Harry Callahan Biography
Harry Callahan's photography is mainly in black and white and features portraits of his wife, Eleanor, who served as a primary subject in many of his works throughout his career. He studied engineering at Michigan State College, but never formally studied photography in a classroom. Harry Callahan discovered photography at the age of 26 in 1938. For the next sixty years, Harry Callahan's photography style would develop into an exploratory art, using many different subjects and series experiments. Harry Callahan's photos experiment with many different subjects, as he once said, “If you choose your subject selectively — intuitively — the camera can write poetry.”

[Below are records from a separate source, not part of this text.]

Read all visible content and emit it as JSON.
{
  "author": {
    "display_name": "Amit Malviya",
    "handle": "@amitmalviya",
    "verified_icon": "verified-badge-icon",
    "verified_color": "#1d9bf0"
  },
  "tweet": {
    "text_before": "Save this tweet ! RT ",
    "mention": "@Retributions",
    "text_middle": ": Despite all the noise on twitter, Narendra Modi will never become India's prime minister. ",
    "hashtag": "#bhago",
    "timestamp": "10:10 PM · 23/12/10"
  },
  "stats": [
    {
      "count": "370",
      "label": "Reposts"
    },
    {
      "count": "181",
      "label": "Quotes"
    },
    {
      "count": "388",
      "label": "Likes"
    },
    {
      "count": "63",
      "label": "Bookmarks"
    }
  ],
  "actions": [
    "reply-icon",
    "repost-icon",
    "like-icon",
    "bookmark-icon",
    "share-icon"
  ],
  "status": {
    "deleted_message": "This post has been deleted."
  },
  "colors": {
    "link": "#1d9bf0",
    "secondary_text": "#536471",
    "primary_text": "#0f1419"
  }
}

In 1946, he was appointed by László Moholy-Nagy to teach photography at the Institute of Design in Chicago, where he served as an influential photography mentor and teacher to aspiring photographers. Harry Callahan retired in 1977, at which time he was teaching at the Rhode Island School of Design. He passed away March 15, 1999 in Atlanta, GA, but left behind hundreds of thousands of negatives and around 10,000 prints, which are on display at prestigious institutions around the world. Harry Callahan's photography has been widely collected in acclaimed galleries such as the Corcoran Gallery of Art, George Eastman House, Smithsonian American Art Museum and The High Museum of Art.